"I'd be around all my aunts, and they'd tell all the embarrassing stories about what we did when we were younger," says Flores. "And my cousins and I? We'd all be turning pretty red around that table."
San Antonio Christmas Tamales
This slightly sweet, delicate version of the traditional tamale should be long and thin with a small layer of masa around the filling. This recipe is originally from San Antonio native Mary Alice Cisneros.
2 pounds lean, boneless pork loin cut into 2-inch chunks
Salt and pepper, to taste
1/2 cup raisins
2/3 cup finely chopped onion
2 large cloves garlic, finely chopped
1 pound tomatoes (2 cups), finely chopped
1 (8-ounce) can tomato sauce
1 teaspoon oregano
1 (4-ounce) can green chiles, drained
Jalapeños, roasted, skinned, and seeded (to taste)
2 tablespoons lard
1 large bay leaf
Place pork in a large Dutch oven and cover with water. Add salt, pepper, and raisins. Bring to a boil, then reduce heat and cook until tender, about 1 hour. Strain and save the pork stock. Shred the meat between two forks.
Purée remaining ingredients – except lard and bay leaf – in a food processor. Heat lard in a skillet, add the purée and bay leaf, and cook about 10 minutes, stirring. Remove bay leaf. Mix with shredded meat mixture. Taste and adjust seasonings. Makes about 5 cups.
Dough for the tamales
2/3 cup fresh lard
4 cups masa harina
1 tablespoon salt
1 tablespoon baking powder
3 cups warm pork stock (add chicken broth if you don't have enough)
In a large bowl with an electric mixer, beat lard until light and fluffy. In another bowl, combine masa with salt and baking powder. Then add to the lard, about 1/4 cup at a time. Mix in 1/4 cup stock at a time.
To make the tamales: Soak 48 corn shucks in warm water until pliable. Then wet your hands and spread about 2 tablespoons masa on a corn shuck to make a large rectangle that comes to 3/4-inch from the sides of the shuck. Add about 2 tablespoons meat filling. Fold over the ends of the shucks so that the dough completely covers the filling. The finished tamale should look like a long, thin cigar.
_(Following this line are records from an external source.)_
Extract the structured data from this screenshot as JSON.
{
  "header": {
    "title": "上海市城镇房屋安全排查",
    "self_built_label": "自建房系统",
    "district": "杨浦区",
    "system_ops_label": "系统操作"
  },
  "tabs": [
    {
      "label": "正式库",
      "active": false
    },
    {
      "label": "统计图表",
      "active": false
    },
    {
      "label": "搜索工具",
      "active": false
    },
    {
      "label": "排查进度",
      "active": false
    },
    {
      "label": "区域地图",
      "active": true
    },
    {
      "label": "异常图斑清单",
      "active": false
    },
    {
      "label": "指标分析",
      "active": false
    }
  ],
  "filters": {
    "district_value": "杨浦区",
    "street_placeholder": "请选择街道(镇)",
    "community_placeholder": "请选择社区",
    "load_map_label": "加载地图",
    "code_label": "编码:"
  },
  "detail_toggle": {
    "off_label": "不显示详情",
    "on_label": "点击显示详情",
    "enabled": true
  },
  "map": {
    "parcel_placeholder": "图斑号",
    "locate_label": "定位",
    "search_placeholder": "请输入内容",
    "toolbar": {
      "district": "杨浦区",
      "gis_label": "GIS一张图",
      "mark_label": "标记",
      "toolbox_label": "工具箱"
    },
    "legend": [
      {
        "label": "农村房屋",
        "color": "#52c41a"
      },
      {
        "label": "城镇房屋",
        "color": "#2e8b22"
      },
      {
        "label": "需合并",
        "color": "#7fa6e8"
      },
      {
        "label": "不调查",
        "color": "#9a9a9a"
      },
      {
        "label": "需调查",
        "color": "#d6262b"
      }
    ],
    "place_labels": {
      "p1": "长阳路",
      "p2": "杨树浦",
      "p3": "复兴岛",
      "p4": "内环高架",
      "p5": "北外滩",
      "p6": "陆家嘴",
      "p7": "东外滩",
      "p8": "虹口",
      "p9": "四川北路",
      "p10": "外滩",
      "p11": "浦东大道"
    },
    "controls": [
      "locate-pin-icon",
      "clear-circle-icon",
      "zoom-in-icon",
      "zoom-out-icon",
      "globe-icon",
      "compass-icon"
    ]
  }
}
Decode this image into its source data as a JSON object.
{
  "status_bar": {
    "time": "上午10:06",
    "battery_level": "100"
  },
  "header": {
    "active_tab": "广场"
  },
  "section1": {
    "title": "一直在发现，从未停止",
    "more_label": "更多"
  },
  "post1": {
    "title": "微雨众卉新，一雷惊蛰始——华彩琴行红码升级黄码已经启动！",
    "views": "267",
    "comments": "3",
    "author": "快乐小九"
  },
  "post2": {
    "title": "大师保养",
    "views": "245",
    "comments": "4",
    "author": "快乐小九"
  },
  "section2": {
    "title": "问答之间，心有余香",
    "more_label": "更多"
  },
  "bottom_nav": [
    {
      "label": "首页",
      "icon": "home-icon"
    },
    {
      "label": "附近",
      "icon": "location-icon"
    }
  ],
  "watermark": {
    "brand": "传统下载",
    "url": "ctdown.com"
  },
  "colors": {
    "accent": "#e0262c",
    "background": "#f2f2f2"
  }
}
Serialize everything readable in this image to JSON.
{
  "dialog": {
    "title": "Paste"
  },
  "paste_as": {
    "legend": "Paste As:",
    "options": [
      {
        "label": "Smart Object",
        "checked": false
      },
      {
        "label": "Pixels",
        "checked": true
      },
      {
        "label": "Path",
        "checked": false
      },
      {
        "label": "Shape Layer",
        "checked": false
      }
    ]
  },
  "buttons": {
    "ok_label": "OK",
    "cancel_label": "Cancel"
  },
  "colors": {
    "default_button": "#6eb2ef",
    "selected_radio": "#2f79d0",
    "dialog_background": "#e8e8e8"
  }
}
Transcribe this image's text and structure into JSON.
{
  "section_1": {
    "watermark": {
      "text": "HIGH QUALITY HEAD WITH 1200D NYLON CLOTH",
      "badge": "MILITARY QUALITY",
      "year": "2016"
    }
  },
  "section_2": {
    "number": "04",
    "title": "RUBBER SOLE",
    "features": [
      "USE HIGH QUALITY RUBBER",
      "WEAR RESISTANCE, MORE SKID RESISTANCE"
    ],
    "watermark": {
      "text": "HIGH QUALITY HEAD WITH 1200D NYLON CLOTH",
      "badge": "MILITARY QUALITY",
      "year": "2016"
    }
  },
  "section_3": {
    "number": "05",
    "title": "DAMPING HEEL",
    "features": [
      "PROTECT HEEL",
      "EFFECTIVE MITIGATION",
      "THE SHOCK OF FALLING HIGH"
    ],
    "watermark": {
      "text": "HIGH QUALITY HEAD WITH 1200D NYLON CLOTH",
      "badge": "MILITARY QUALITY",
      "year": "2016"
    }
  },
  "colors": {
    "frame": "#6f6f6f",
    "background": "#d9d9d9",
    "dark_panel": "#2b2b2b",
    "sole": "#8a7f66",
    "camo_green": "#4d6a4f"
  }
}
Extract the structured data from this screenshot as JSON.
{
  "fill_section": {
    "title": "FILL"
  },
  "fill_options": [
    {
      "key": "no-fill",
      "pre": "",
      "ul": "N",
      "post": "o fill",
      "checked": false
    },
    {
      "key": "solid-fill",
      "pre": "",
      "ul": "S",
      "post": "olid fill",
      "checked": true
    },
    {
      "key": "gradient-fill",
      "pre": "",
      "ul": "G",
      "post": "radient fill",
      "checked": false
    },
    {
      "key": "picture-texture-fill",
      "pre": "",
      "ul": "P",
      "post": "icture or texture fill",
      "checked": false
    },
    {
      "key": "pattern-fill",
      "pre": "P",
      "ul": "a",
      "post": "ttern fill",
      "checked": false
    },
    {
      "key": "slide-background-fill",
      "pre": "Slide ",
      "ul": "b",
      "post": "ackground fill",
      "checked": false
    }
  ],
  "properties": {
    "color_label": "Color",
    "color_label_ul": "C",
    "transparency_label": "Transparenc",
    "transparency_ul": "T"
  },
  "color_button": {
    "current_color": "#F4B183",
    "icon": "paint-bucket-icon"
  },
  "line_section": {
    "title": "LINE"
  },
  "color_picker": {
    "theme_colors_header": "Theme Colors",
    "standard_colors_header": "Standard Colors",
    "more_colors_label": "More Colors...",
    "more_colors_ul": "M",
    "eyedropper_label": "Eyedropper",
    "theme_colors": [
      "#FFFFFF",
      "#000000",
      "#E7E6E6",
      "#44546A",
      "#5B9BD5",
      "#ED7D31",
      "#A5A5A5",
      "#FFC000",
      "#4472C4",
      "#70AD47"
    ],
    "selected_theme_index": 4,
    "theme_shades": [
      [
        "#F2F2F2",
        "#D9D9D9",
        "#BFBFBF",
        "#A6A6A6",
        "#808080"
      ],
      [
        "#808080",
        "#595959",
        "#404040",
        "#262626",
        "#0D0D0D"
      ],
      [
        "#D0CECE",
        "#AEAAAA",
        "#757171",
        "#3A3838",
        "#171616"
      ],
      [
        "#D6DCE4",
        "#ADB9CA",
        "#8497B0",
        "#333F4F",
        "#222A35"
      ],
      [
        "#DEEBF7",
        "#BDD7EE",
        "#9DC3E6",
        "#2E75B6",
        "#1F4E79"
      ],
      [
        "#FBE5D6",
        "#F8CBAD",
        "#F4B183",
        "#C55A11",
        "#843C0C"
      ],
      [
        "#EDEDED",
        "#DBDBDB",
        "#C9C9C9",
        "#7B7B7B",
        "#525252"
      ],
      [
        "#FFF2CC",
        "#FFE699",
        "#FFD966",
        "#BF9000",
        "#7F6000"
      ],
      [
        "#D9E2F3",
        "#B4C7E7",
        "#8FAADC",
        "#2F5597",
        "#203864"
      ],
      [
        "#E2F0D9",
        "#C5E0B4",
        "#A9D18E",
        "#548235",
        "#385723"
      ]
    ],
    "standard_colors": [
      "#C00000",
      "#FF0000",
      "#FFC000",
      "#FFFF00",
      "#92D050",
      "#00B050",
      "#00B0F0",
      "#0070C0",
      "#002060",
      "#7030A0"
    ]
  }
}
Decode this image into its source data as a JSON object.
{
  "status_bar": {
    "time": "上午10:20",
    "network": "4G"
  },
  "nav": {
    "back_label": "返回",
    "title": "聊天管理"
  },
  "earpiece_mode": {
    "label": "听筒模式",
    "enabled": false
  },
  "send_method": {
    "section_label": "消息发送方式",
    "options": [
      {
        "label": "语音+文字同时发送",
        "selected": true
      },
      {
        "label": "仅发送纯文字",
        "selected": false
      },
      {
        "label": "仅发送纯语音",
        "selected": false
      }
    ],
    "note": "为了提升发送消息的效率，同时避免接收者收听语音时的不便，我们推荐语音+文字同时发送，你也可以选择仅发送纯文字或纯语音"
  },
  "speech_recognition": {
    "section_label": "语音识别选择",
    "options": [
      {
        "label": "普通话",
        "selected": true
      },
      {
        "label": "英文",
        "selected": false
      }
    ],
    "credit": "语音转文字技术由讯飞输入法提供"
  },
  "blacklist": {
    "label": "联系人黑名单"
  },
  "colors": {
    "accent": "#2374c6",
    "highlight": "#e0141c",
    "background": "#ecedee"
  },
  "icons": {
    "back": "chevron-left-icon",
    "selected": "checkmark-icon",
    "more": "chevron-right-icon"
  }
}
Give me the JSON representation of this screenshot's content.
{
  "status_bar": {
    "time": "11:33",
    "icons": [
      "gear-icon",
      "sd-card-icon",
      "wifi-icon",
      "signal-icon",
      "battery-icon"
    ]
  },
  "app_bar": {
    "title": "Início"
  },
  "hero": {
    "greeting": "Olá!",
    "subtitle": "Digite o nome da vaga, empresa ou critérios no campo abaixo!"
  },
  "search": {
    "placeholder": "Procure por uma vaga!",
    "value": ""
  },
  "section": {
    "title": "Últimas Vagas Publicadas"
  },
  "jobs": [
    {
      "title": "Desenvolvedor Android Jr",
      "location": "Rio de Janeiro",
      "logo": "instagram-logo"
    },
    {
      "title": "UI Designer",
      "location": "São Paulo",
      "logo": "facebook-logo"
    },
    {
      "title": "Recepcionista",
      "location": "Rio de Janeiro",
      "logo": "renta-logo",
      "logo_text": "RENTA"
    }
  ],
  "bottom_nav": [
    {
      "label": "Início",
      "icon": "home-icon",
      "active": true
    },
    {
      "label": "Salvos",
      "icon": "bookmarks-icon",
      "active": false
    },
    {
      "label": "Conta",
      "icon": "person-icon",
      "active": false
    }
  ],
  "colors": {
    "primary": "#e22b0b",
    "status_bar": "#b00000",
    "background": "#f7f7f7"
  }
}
Arrange tamales upright in a steamer with the folded ends down. When the steamer is full, add a layer of shucks on top. Fill the steamer with water, then cook for about 1-1/2 hours. To test for doneness, remove a tamale and unwrap. The masa should be thoroughly cooked and set. If it's still doughlike, put it back. Store cooked tamales in the refrigerator or freezer. Reheat them one at a time or by the batch in a steamer or microwave. Makes 48 tamales.
Variations: Mix a chicken breast with the pork or substitute dried cranberries for the raisins. You can also add chopped almonds.
– Adapted from 'The Only Texas Cookbook,' by Linda West Eckhardt.